▶ _Prompt_:
Scan the material for the word "JSON" and return every matching line.

****************

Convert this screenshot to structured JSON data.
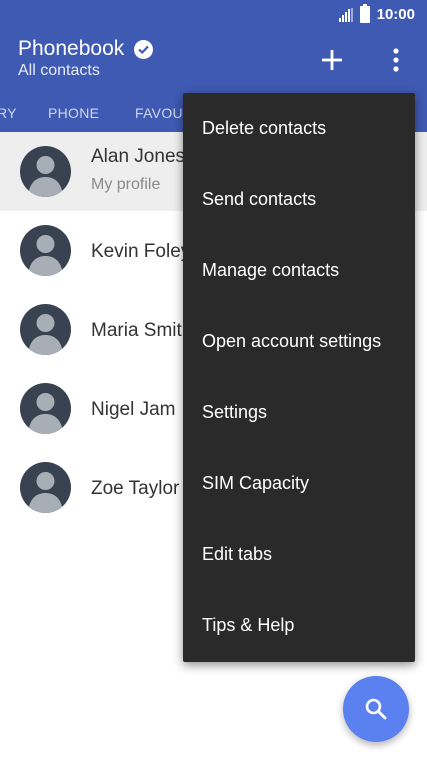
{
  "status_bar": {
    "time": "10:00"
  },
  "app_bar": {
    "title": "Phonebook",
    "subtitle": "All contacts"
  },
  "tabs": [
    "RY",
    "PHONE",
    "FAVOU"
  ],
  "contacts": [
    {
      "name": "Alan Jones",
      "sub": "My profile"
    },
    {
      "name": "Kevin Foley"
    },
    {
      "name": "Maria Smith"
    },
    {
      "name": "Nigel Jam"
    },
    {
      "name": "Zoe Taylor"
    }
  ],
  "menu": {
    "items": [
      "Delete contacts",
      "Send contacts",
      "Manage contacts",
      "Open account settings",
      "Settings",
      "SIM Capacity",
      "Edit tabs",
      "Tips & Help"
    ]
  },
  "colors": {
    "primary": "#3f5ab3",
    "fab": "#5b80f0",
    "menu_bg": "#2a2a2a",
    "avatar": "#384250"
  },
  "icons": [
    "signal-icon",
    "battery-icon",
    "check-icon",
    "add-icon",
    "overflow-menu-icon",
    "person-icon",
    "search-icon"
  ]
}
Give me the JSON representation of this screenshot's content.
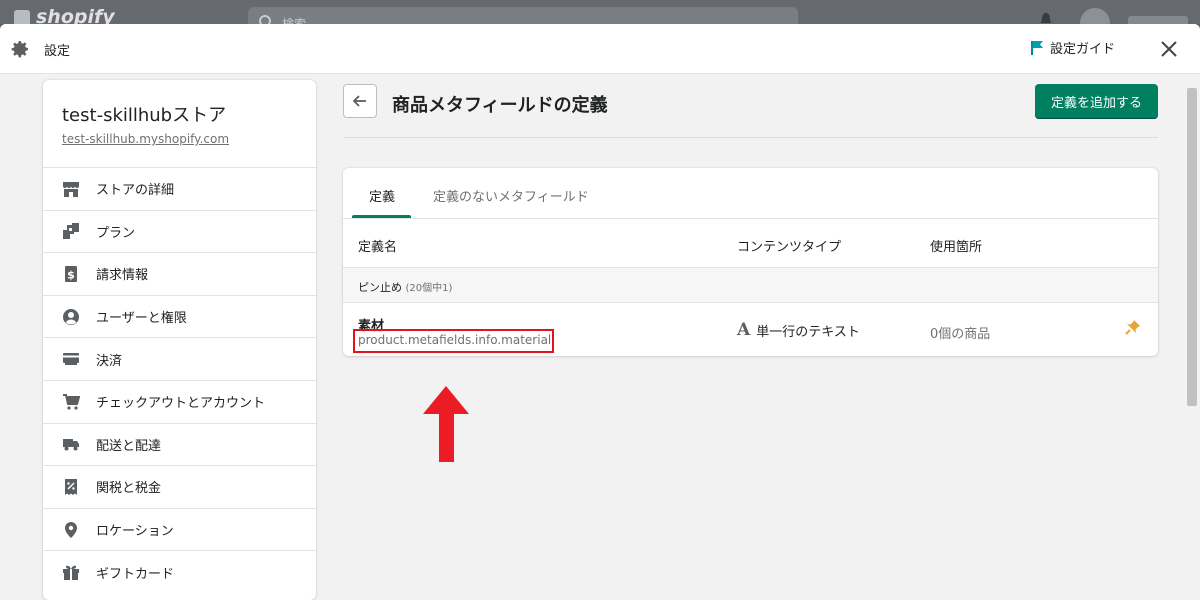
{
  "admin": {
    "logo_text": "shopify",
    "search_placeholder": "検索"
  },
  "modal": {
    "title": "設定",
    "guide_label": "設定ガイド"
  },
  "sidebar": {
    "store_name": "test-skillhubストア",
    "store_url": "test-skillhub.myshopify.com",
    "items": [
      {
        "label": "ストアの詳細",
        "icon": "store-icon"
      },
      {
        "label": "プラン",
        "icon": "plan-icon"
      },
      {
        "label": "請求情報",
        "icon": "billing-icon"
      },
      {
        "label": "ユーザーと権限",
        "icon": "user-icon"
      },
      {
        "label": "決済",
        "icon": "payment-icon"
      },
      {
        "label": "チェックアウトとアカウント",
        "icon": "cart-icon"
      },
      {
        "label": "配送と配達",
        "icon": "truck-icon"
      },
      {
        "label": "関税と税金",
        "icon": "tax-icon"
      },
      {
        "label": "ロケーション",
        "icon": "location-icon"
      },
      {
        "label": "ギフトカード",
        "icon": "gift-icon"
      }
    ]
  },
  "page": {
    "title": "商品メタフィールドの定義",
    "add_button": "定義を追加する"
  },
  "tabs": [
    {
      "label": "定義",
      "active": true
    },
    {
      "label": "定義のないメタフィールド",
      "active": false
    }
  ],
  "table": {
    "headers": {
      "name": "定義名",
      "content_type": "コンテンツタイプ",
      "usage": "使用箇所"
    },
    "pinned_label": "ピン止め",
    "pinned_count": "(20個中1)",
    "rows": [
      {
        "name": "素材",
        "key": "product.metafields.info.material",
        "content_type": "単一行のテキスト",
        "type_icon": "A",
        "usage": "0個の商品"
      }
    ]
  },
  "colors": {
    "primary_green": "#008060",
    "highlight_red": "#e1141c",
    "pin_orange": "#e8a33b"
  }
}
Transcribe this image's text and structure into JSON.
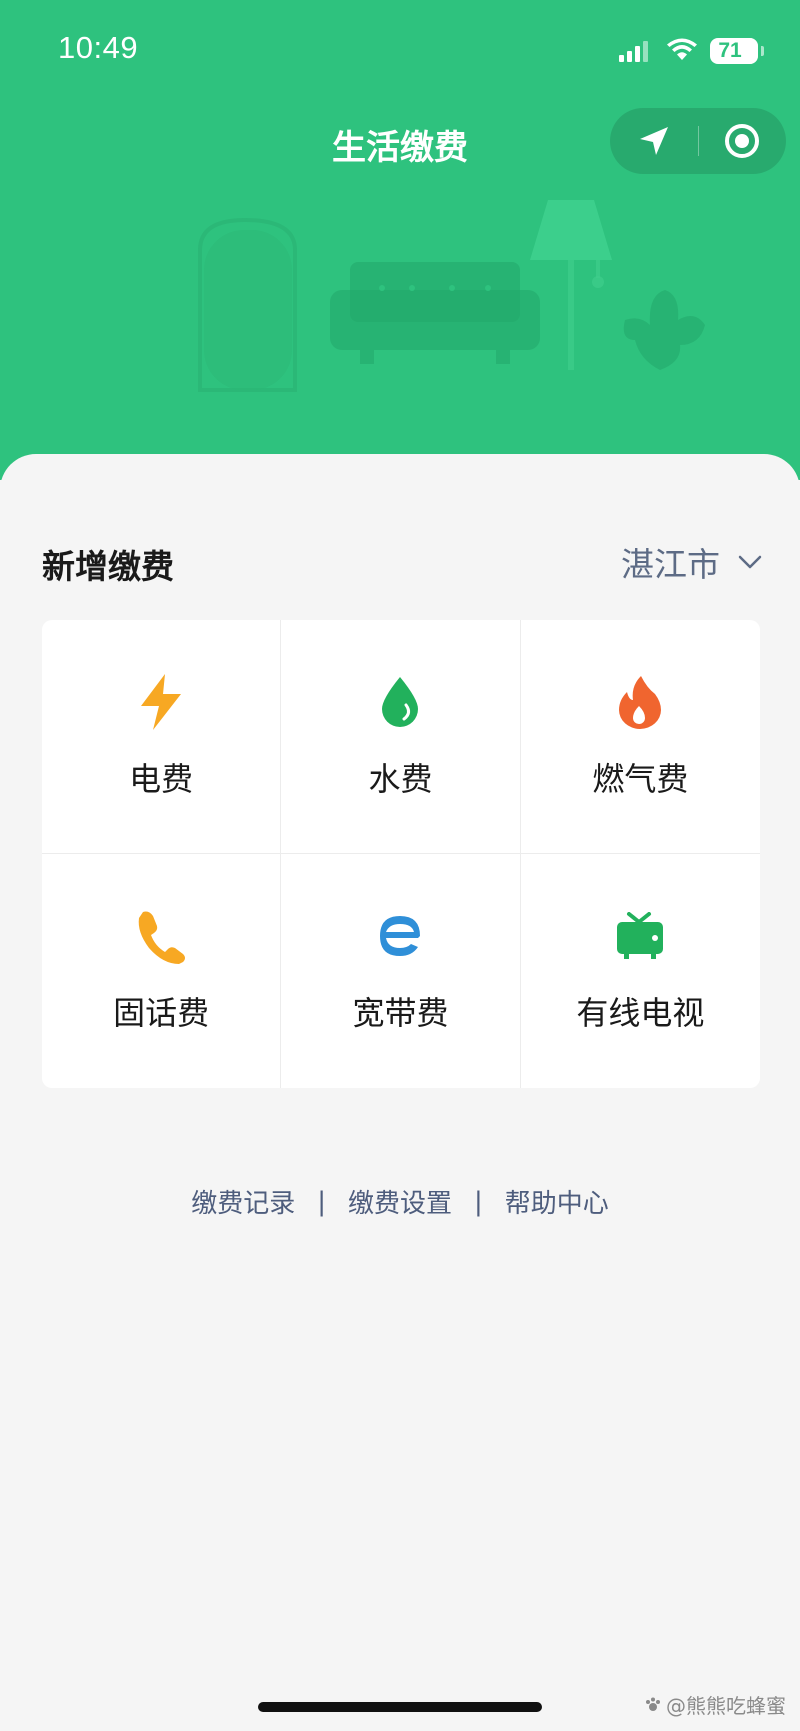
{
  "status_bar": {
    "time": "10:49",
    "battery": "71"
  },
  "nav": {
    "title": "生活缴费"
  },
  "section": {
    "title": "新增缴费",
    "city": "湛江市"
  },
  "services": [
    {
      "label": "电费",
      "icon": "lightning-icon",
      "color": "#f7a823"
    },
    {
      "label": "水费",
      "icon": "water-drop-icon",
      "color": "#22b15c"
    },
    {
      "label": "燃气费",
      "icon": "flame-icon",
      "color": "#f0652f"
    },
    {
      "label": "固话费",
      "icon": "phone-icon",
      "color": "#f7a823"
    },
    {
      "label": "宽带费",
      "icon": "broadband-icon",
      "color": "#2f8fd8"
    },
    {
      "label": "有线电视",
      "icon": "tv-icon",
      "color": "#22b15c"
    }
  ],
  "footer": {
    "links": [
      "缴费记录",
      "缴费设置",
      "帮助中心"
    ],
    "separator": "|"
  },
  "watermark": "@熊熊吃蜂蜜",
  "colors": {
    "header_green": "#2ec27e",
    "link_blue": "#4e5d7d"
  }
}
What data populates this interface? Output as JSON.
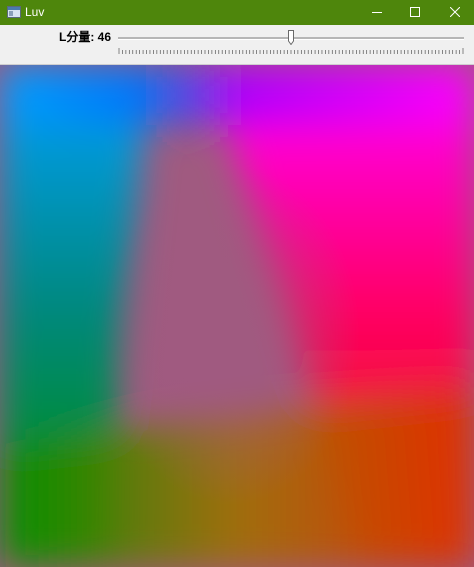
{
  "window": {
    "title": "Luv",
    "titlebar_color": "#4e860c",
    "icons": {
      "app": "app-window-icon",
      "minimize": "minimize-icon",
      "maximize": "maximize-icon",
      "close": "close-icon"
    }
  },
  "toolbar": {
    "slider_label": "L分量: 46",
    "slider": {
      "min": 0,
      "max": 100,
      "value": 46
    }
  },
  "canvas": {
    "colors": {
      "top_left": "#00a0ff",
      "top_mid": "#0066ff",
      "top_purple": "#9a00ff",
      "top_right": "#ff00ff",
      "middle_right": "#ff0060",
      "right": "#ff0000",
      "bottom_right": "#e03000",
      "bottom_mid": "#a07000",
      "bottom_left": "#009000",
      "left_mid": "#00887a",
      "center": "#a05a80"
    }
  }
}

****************

▶ _Exercise result_:
Convert this screenshot to structured JSON data.
Give me the JSON representation of this screenshot's content.
Transcribe this image's text and structure into JSON.
What data populates this interface? Output as JSON.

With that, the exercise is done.